The subject of this thesis is mitochondrial DNA (mtDNA) variation in southern African populations. The purpose of this study was twofold. Firstly, mtDNA variations were used to investigate the genetic affinities of Negroid, Khoisan, Caucasoid and "Coloured" populations in an attempt to refine theories on southern African population affinities and prehistory. MtDNA variations were detected using two different methods. The first method makes use of restriction fragment length polymorphisms (RFLPs) detected with the restriction enzymes Hpal, BamUI, Haell, Mspl, Avail and Hindi in 795 unrelated individuals from twenty ethnic groups within the Khoisan, Negroid, Caucasoid and "Coloured" populations from South Africa and Namibia. The combinations of the various restriction enzyme patterns (morphs) for the enzymes Hpal, Bam HI, Hae II, Mspl, Avail and Hindi (in this order), were used to derive the mtDNA type for each individual studied. This resulted in the discovery of 52 distinct mtDNA types: 30 of which had been previously reported, 28 out of 32 resulted from new combinations of enzyme morphs and 4/32 were due to the discovery of new enzyme morphs (MspI-17 in the Ashkenazi Jewish population and AvaII-31, AvaII-32 and AvaII-33 in the South African "Coloured" population). The second method involves sequencing approximately 750 base pairs of mtDNA contained within the two hypervariable segments within the non-coding control region of the mtDNA molecule in 144 individuals, most of whom where investigated for mtDNA RFLP variations.

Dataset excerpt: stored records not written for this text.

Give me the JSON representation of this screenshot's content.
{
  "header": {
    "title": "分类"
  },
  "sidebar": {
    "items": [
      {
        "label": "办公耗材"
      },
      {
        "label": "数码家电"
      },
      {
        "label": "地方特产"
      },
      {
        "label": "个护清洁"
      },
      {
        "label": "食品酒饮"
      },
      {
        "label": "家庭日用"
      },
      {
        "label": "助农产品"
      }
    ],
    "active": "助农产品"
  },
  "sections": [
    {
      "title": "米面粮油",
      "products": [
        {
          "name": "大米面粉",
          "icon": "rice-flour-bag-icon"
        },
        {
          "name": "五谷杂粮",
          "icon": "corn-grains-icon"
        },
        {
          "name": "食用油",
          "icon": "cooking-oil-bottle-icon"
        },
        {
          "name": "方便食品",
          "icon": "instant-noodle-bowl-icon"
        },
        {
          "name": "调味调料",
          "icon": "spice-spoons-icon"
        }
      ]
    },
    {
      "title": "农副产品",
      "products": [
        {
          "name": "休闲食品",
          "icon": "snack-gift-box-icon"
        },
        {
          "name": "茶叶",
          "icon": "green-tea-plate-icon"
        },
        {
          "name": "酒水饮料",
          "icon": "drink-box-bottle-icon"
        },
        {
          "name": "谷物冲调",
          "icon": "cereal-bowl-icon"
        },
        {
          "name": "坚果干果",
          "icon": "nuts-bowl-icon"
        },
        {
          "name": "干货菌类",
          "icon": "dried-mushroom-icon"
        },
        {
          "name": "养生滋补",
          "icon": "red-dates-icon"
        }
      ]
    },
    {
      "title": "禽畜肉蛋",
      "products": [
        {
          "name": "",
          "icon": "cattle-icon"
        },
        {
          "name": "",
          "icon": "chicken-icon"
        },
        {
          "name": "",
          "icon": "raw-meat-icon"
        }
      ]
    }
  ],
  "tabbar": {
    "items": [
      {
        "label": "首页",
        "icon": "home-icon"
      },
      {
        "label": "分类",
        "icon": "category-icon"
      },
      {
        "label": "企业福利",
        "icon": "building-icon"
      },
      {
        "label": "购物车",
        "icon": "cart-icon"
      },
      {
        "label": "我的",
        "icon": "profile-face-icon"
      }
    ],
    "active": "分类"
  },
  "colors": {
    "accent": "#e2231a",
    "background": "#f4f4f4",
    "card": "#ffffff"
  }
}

Pairwise comparisons of mtDNA sequences revealed 119 variant sites which gave rise to 129 unique mtDNA types.
A thesis submitted to the Faculty of Medicine, University of the Witwatersrand, Johannesburg, in fulfilment of the requirements for the degree of Doctor of Philosophy.